> **Work to be completed**
Scan the data below and copy each line where "location" occurs.

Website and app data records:
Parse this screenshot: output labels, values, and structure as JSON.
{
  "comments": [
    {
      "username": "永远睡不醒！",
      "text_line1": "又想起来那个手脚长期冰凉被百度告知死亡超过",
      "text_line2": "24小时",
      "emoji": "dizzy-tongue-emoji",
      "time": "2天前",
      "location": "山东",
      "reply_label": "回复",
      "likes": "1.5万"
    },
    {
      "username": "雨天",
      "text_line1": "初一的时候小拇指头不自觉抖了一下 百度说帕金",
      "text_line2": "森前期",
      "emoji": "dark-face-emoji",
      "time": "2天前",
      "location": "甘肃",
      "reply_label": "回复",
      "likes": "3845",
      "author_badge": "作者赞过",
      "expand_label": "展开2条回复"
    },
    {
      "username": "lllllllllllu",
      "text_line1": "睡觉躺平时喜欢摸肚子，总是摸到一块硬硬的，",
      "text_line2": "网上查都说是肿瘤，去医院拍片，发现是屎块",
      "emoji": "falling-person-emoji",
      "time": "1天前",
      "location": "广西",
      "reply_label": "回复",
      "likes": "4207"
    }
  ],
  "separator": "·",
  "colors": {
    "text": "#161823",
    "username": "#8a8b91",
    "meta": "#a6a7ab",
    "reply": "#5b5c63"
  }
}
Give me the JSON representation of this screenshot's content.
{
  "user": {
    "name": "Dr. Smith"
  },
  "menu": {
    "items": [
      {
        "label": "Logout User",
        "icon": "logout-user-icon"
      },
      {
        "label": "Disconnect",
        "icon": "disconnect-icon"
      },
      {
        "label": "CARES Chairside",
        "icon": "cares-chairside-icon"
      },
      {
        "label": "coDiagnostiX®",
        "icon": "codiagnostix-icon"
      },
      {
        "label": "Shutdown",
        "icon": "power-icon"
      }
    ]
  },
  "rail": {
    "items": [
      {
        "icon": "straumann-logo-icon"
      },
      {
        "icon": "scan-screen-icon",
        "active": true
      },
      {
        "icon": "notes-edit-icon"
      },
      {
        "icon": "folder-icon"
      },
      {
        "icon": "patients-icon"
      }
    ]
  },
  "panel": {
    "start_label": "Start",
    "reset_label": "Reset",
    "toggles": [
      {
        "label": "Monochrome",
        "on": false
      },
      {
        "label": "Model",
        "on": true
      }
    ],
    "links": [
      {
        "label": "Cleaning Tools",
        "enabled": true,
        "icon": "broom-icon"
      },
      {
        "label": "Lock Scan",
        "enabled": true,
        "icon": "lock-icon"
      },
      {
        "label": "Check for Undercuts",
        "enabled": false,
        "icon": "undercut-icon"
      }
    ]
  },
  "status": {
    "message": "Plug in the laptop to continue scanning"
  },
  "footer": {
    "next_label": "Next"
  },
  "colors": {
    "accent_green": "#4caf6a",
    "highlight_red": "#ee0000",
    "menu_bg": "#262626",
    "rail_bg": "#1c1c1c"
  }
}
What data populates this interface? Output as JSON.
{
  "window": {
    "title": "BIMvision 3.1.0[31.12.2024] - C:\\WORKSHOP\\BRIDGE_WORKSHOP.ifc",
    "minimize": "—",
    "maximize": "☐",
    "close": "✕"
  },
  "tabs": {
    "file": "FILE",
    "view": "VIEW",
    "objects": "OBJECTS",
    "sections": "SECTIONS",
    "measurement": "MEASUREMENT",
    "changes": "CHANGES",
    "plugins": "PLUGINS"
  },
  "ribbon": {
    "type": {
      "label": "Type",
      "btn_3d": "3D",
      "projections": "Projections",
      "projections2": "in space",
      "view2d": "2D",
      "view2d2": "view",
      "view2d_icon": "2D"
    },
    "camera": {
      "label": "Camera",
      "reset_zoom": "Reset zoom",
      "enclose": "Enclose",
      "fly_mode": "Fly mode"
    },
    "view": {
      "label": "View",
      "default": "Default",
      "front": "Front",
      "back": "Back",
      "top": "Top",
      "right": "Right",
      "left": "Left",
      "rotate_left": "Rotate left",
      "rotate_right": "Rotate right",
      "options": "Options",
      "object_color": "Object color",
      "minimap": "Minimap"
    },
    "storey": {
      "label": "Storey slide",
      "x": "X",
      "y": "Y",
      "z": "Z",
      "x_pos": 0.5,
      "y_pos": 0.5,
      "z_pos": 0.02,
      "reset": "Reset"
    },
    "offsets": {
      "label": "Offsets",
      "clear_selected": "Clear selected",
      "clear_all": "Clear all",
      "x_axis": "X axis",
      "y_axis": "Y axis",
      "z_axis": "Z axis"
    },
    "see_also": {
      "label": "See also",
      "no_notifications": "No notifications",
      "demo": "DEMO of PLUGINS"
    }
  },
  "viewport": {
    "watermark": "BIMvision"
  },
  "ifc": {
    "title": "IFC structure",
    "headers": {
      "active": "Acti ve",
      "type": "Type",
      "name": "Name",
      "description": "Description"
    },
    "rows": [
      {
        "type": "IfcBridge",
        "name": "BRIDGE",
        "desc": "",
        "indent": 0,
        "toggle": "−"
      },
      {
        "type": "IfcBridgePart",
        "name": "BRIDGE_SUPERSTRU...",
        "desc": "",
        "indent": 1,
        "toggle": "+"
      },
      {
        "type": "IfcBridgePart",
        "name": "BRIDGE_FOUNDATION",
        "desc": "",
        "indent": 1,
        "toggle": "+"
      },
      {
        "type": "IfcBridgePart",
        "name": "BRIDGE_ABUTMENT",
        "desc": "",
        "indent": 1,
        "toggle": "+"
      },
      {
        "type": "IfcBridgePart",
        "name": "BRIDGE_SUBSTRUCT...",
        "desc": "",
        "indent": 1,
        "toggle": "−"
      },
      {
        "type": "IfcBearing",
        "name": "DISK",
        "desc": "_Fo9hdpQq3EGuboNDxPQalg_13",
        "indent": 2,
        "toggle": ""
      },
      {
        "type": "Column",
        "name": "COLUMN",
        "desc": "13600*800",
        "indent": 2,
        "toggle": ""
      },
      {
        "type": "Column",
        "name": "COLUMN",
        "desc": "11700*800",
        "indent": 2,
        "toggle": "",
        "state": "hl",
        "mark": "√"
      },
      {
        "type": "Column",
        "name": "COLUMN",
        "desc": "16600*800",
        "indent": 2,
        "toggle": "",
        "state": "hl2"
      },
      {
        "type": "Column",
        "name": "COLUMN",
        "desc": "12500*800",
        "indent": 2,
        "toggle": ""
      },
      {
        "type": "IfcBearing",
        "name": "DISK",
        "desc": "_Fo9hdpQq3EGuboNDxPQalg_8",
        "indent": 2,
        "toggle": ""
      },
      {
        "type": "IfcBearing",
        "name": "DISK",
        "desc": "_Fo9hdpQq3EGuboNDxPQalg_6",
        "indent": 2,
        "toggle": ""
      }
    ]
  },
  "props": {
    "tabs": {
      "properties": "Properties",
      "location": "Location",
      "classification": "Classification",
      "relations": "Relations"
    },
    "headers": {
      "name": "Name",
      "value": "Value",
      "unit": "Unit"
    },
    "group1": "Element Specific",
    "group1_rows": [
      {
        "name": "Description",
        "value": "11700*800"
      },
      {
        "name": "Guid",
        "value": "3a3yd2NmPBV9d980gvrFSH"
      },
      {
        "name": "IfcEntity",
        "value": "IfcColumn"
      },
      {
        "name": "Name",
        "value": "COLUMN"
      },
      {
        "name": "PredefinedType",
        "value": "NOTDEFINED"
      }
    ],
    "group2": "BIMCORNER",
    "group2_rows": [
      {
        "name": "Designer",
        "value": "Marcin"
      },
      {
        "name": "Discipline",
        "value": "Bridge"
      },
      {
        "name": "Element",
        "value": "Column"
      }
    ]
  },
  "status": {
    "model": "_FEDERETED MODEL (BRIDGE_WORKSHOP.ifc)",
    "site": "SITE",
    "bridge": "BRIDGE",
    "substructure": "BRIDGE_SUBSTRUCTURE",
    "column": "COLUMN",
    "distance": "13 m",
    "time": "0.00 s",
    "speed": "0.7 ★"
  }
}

> **Finished exercise**
      "location": "山东",
      "location": "甘肃",
      "location": "广西",
      "location": "Location",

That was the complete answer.